• Task statement: Only the number is wanted: tally the lines below that contain the word "this".

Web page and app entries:
----

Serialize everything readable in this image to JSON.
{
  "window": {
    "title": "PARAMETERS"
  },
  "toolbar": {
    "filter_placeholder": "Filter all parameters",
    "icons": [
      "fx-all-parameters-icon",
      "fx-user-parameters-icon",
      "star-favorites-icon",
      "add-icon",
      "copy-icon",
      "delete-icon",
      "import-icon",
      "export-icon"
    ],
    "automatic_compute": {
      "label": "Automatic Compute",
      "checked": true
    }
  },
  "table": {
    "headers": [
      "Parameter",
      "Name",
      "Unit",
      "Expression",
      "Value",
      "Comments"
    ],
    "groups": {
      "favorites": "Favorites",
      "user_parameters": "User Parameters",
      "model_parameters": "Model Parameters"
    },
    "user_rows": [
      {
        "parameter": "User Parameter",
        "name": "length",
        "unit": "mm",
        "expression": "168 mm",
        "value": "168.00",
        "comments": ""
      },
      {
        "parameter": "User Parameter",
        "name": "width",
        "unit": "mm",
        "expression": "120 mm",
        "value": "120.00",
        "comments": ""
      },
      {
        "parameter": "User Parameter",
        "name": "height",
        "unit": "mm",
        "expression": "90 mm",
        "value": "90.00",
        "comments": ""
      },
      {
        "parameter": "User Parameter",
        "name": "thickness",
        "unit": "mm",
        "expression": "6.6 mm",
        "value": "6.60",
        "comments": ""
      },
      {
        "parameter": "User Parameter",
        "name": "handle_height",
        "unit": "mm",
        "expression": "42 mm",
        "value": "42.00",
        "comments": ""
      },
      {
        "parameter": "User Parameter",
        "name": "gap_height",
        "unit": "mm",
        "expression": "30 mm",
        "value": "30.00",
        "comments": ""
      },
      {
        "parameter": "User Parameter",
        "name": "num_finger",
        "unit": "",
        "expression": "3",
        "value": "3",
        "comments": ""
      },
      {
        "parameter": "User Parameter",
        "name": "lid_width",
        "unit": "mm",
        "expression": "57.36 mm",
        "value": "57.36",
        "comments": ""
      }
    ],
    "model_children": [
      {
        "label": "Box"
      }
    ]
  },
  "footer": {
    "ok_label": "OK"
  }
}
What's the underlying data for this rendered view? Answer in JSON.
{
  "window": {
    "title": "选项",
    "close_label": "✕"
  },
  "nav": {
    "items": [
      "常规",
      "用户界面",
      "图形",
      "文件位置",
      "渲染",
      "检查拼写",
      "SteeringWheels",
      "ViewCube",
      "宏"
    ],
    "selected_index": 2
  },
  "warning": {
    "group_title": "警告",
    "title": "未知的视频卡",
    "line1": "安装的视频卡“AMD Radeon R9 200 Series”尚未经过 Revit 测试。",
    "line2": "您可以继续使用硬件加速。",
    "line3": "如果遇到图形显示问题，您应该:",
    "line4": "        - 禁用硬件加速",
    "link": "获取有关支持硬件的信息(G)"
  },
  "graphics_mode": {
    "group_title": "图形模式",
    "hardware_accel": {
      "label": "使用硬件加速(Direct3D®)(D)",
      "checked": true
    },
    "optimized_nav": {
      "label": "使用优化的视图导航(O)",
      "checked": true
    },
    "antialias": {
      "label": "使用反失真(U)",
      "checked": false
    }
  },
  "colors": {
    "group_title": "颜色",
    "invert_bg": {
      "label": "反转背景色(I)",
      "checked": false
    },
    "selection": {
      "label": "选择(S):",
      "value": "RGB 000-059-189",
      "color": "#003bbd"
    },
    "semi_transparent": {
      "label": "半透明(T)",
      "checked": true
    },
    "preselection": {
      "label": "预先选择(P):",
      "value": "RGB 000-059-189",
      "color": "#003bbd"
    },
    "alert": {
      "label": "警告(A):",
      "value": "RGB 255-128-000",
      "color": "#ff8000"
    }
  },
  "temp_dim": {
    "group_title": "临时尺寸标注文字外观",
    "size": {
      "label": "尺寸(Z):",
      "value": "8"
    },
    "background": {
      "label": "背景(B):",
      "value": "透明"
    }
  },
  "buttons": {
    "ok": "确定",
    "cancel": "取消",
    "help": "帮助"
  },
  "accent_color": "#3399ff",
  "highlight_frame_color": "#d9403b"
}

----

• Written solution: 2